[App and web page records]
##############################

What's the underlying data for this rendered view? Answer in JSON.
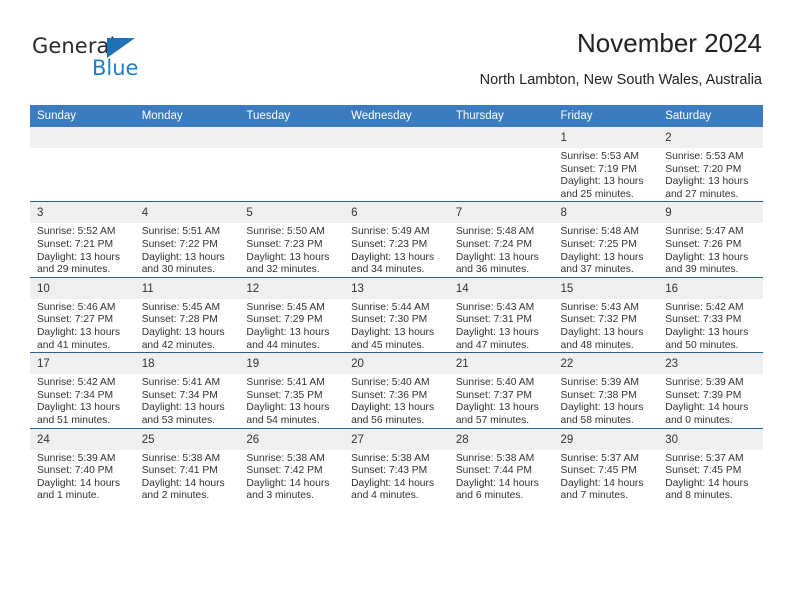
{
  "brand": {
    "name_top": "General",
    "name_bottom": "Blue",
    "accent_color": "#1f7fc4",
    "triangle_color": "#1f71b8"
  },
  "header": {
    "title": "November 2024",
    "subtitle": "North Lambton, New South Wales, Australia"
  },
  "calendar": {
    "header_bg": "#3a7cbf",
    "daynum_bg": "#efefef",
    "row_rule_color": "#2b5f8e",
    "weekday_headers": [
      "Sunday",
      "Monday",
      "Tuesday",
      "Wednesday",
      "Thursday",
      "Friday",
      "Saturday"
    ],
    "weeks": [
      [
        {
          "day": "",
          "empty": true
        },
        {
          "day": "",
          "empty": true
        },
        {
          "day": "",
          "empty": true
        },
        {
          "day": "",
          "empty": true
        },
        {
          "day": "",
          "empty": true
        },
        {
          "day": "1",
          "sunrise": "Sunrise: 5:53 AM",
          "sunset": "Sunset: 7:19 PM",
          "daylight": "Daylight: 13 hours and 25 minutes."
        },
        {
          "day": "2",
          "sunrise": "Sunrise: 5:53 AM",
          "sunset": "Sunset: 7:20 PM",
          "daylight": "Daylight: 13 hours and 27 minutes."
        }
      ],
      [
        {
          "day": "3",
          "sunrise": "Sunrise: 5:52 AM",
          "sunset": "Sunset: 7:21 PM",
          "daylight": "Daylight: 13 hours and 29 minutes."
        },
        {
          "day": "4",
          "sunrise": "Sunrise: 5:51 AM",
          "sunset": "Sunset: 7:22 PM",
          "daylight": "Daylight: 13 hours and 30 minutes."
        },
        {
          "day": "5",
          "sunrise": "Sunrise: 5:50 AM",
          "sunset": "Sunset: 7:23 PM",
          "daylight": "Daylight: 13 hours and 32 minutes."
        },
        {
          "day": "6",
          "sunrise": "Sunrise: 5:49 AM",
          "sunset": "Sunset: 7:23 PM",
          "daylight": "Daylight: 13 hours and 34 minutes."
        },
        {
          "day": "7",
          "sunrise": "Sunrise: 5:48 AM",
          "sunset": "Sunset: 7:24 PM",
          "daylight": "Daylight: 13 hours and 36 minutes."
        },
        {
          "day": "8",
          "sunrise": "Sunrise: 5:48 AM",
          "sunset": "Sunset: 7:25 PM",
          "daylight": "Daylight: 13 hours and 37 minutes."
        },
        {
          "day": "9",
          "sunrise": "Sunrise: 5:47 AM",
          "sunset": "Sunset: 7:26 PM",
          "daylight": "Daylight: 13 hours and 39 minutes."
        }
      ],
      [
        {
          "day": "10",
          "sunrise": "Sunrise: 5:46 AM",
          "sunset": "Sunset: 7:27 PM",
          "daylight": "Daylight: 13 hours and 41 minutes."
        },
        {
          "day": "11",
          "sunrise": "Sunrise: 5:45 AM",
          "sunset": "Sunset: 7:28 PM",
          "daylight": "Daylight: 13 hours and 42 minutes."
        },
        {
          "day": "12",
          "sunrise": "Sunrise: 5:45 AM",
          "sunset": "Sunset: 7:29 PM",
          "daylight": "Daylight: 13 hours and 44 minutes."
        },
        {
          "day": "13",
          "sunrise": "Sunrise: 5:44 AM",
          "sunset": "Sunset: 7:30 PM",
          "daylight": "Daylight: 13 hours and 45 minutes."
        },
        {
          "day": "14",
          "sunrise": "Sunrise: 5:43 AM",
          "sunset": "Sunset: 7:31 PM",
          "daylight": "Daylight: 13 hours and 47 minutes."
        },
        {
          "day": "15",
          "sunrise": "Sunrise: 5:43 AM",
          "sunset": "Sunset: 7:32 PM",
          "daylight": "Daylight: 13 hours and 48 minutes."
        },
        {
          "day": "16",
          "sunrise": "Sunrise: 5:42 AM",
          "sunset": "Sunset: 7:33 PM",
          "daylight": "Daylight: 13 hours and 50 minutes."
        }
      ],
      [
        {
          "day": "17",
          "sunrise": "Sunrise: 5:42 AM",
          "sunset": "Sunset: 7:34 PM",
          "daylight": "Daylight: 13 hours and 51 minutes."
        },
        {
          "day": "18",
          "sunrise": "Sunrise: 5:41 AM",
          "sunset": "Sunset: 7:34 PM",
          "daylight": "Daylight: 13 hours and 53 minutes."
        },
        {
          "day": "19",
          "sunrise": "Sunrise: 5:41 AM",
          "sunset": "Sunset: 7:35 PM",
          "daylight": "Daylight: 13 hours and 54 minutes."
        },
        {
          "day": "20",
          "sunrise": "Sunrise: 5:40 AM",
          "sunset": "Sunset: 7:36 PM",
          "daylight": "Daylight: 13 hours and 56 minutes."
        },
        {
          "day": "21",
          "sunrise": "Sunrise: 5:40 AM",
          "sunset": "Sunset: 7:37 PM",
          "daylight": "Daylight: 13 hours and 57 minutes."
        },
        {
          "day": "22",
          "sunrise": "Sunrise: 5:39 AM",
          "sunset": "Sunset: 7:38 PM",
          "daylight": "Daylight: 13 hours and 58 minutes."
        },
        {
          "day": "23",
          "sunrise": "Sunrise: 5:39 AM",
          "sunset": "Sunset: 7:39 PM",
          "daylight": "Daylight: 14 hours and 0 minutes."
        }
      ],
      [
        {
          "day": "24",
          "sunrise": "Sunrise: 5:39 AM",
          "sunset": "Sunset: 7:40 PM",
          "daylight": "Daylight: 14 hours and 1 minute."
        },
        {
          "day": "25",
          "sunrise": "Sunrise: 5:38 AM",
          "sunset": "Sunset: 7:41 PM",
          "daylight": "Daylight: 14 hours and 2 minutes."
        },
        {
          "day": "26",
          "sunrise": "Sunrise: 5:38 AM",
          "sunset": "Sunset: 7:42 PM",
          "daylight": "Daylight: 14 hours and 3 minutes."
        },
        {
          "day": "27",
          "sunrise": "Sunrise: 5:38 AM",
          "sunset": "Sunset: 7:43 PM",
          "daylight": "Daylight: 14 hours and 4 minutes."
        },
        {
          "day": "28",
          "sunrise": "Sunrise: 5:38 AM",
          "sunset": "Sunset: 7:44 PM",
          "daylight": "Daylight: 14 hours and 6 minutes."
        },
        {
          "day": "29",
          "sunrise": "Sunrise: 5:37 AM",
          "sunset": "Sunset: 7:45 PM",
          "daylight": "Daylight: 14 hours and 7 minutes."
        },
        {
          "day": "30",
          "sunrise": "Sunrise: 5:37 AM",
          "sunset": "Sunset: 7:45 PM",
          "daylight": "Daylight: 14 hours and 8 minutes."
        }
      ]
    ]
  }
}
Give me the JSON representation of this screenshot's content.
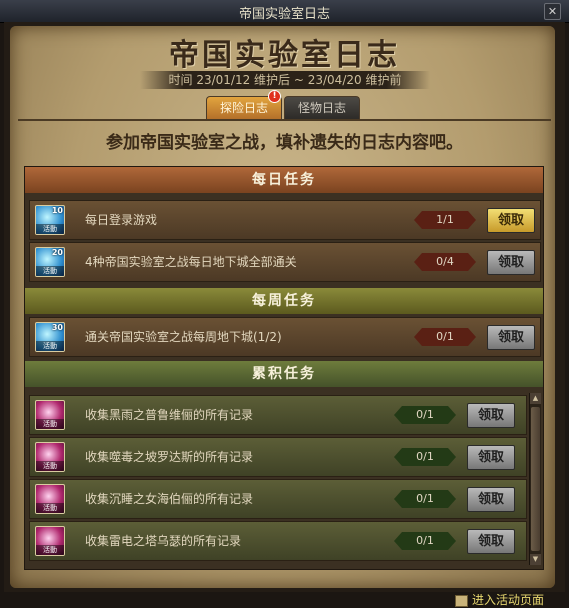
{
  "window": {
    "title": "帝国实验室日志",
    "close_glyph": "✕"
  },
  "header": {
    "title": "帝国实验室日志",
    "time_text": "时间  23/01/12 维护后 ~ 23/04/20 维护前"
  },
  "tabs": [
    {
      "label": "探险日志",
      "active": true
    },
    {
      "label": "怪物日志",
      "active": false
    }
  ],
  "alert_badge": "!",
  "subtitle": "参加帝国实验室之战，填补遗失的日志内容吧。",
  "sections": {
    "daily": {
      "title": "每日任务",
      "items": [
        {
          "icon": "activity-blue-icon",
          "icon_num": "10",
          "icon_label": "活動",
          "text": "每日登录游戏",
          "progress": "1/1",
          "button": "领取",
          "claimable": true
        },
        {
          "icon": "activity-blue-icon",
          "icon_num": "20",
          "icon_label": "活動",
          "text": "4种帝国实验室之战每日地下城全部通关",
          "progress": "0/4",
          "button": "领取",
          "claimable": false
        }
      ]
    },
    "weekly": {
      "title": "每周任务",
      "items": [
        {
          "icon": "activity-blue-icon",
          "icon_num": "30",
          "icon_label": "活動",
          "text": "通关帝国实验室之战每周地下城(1/2)",
          "progress": "0/1",
          "button": "领取",
          "claimable": false
        }
      ]
    },
    "cumulative": {
      "title": "累积任务",
      "items": [
        {
          "icon": "activity-pink-icon",
          "icon_label": "活動",
          "text": "收集黑雨之普鲁维俪的所有记录",
          "progress": "0/1",
          "button": "领取"
        },
        {
          "icon": "activity-pink-icon",
          "icon_label": "活動",
          "text": "收集噬毒之坡罗达斯的所有记录",
          "progress": "0/1",
          "button": "领取"
        },
        {
          "icon": "activity-pink-icon",
          "icon_label": "活動",
          "text": "收集沉睡之女海伯俪的所有记录",
          "progress": "0/1",
          "button": "领取"
        },
        {
          "icon": "activity-pink-icon",
          "icon_label": "活動",
          "text": "收集雷电之塔乌瑟的所有记录",
          "progress": "0/1",
          "button": "领取"
        }
      ]
    }
  },
  "footer": {
    "link_text": "进入活动页面"
  },
  "colors": {
    "accent_gold": "#e0b84a",
    "progress_red": "#5a2014",
    "progress_green": "#233a16"
  }
}
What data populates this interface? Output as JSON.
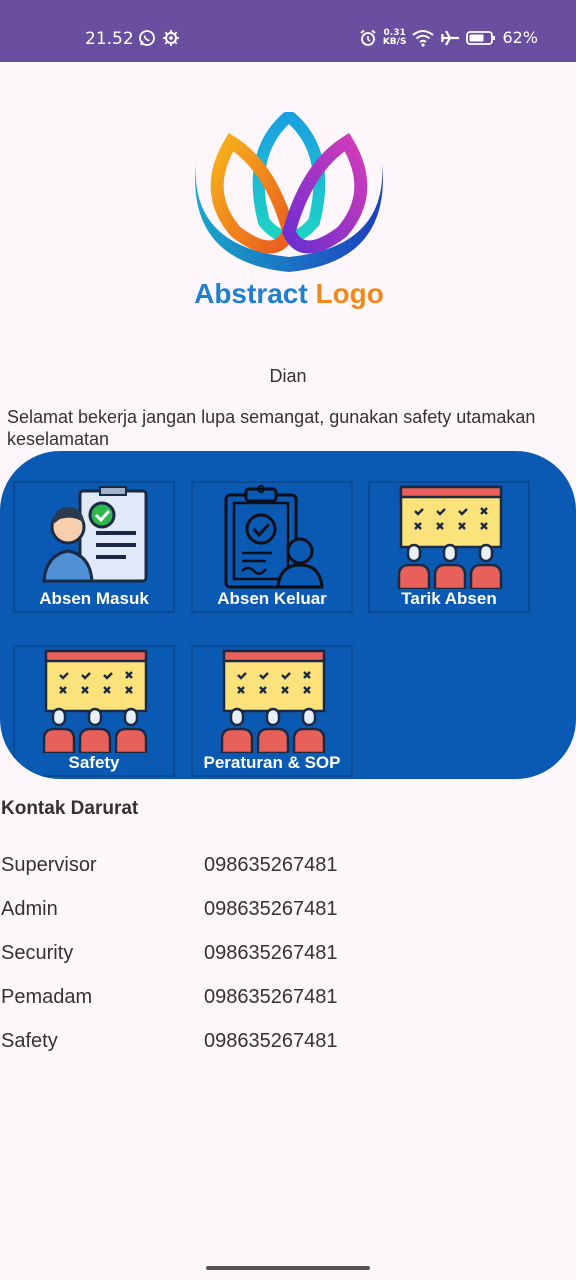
{
  "status_bar": {
    "time": "21.52",
    "net_speed_value": "0.31",
    "net_speed_unit": "KB/S",
    "battery": "62%",
    "bg_color": "#6a4ea0"
  },
  "logo": {
    "word1": "Abstract",
    "word2": "Logo"
  },
  "user": {
    "name": "Dian"
  },
  "greeting": "Selamat bekerja jangan lupa semangat, gunakan safety utamakan keselamatan",
  "menu": {
    "bg_color": "#0a5ab4",
    "items": [
      {
        "label": "Absen Masuk",
        "icon": "check-in-icon"
      },
      {
        "label": "Absen Keluar",
        "icon": "clipboard-user-icon"
      },
      {
        "label": "Tarik Absen",
        "icon": "calendar-people-icon"
      },
      {
        "label": "Safety",
        "icon": "calendar-people-icon"
      },
      {
        "label": "Peraturan & SOP",
        "icon": "calendar-people-icon"
      }
    ]
  },
  "emergency": {
    "title": "Kontak Darurat",
    "contacts": [
      {
        "role": "Supervisor",
        "phone": "098635267481"
      },
      {
        "role": "Admin",
        "phone": "098635267481"
      },
      {
        "role": "Security",
        "phone": "098635267481"
      },
      {
        "role": "Pemadam",
        "phone": "098635267481"
      },
      {
        "role": "Safety",
        "phone": "098635267481"
      }
    ]
  }
}
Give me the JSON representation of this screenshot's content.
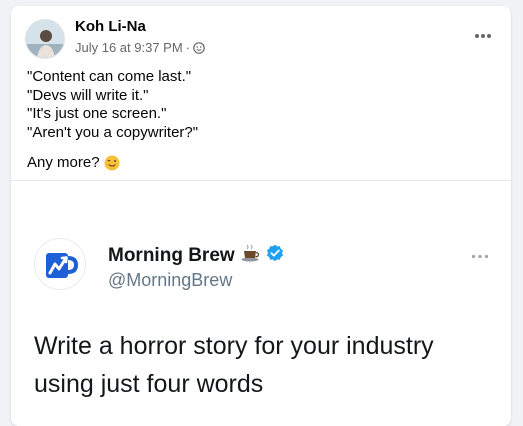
{
  "post": {
    "author_name": "Koh Li-Na",
    "timestamp": "July 16 at 9:37 PM",
    "separator": "·",
    "privacy_icon": "friends-icon",
    "more_icon": "more-dots-icon",
    "lines": [
      "\"Content can come last.\"",
      "\"Devs will write it.\"",
      "\"It's just one screen.\"",
      "\"Aren't you a copywriter?\""
    ],
    "closing": "Any more?",
    "closing_emoji": "winking-face-tongue-icon"
  },
  "tweet": {
    "display_name": "Morning Brew",
    "name_emoji": "coffee-icon",
    "verified_icon": "verified-badge-icon",
    "handle": "@MorningBrew",
    "text": "Write a horror story for your industry using just four words",
    "logo_icon": "morning-brew-mug-logo",
    "more_icon": "more-dots-icon",
    "brand_color": "#1d5fd6",
    "verified_color": "#1da1f2"
  },
  "colors": {
    "page_bg": "#f0f2f5",
    "card_bg": "#ffffff",
    "text_primary": "#050505",
    "text_secondary": "#65676b"
  }
}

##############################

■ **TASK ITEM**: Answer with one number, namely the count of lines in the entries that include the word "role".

■ **COMPLETED TASK**: 5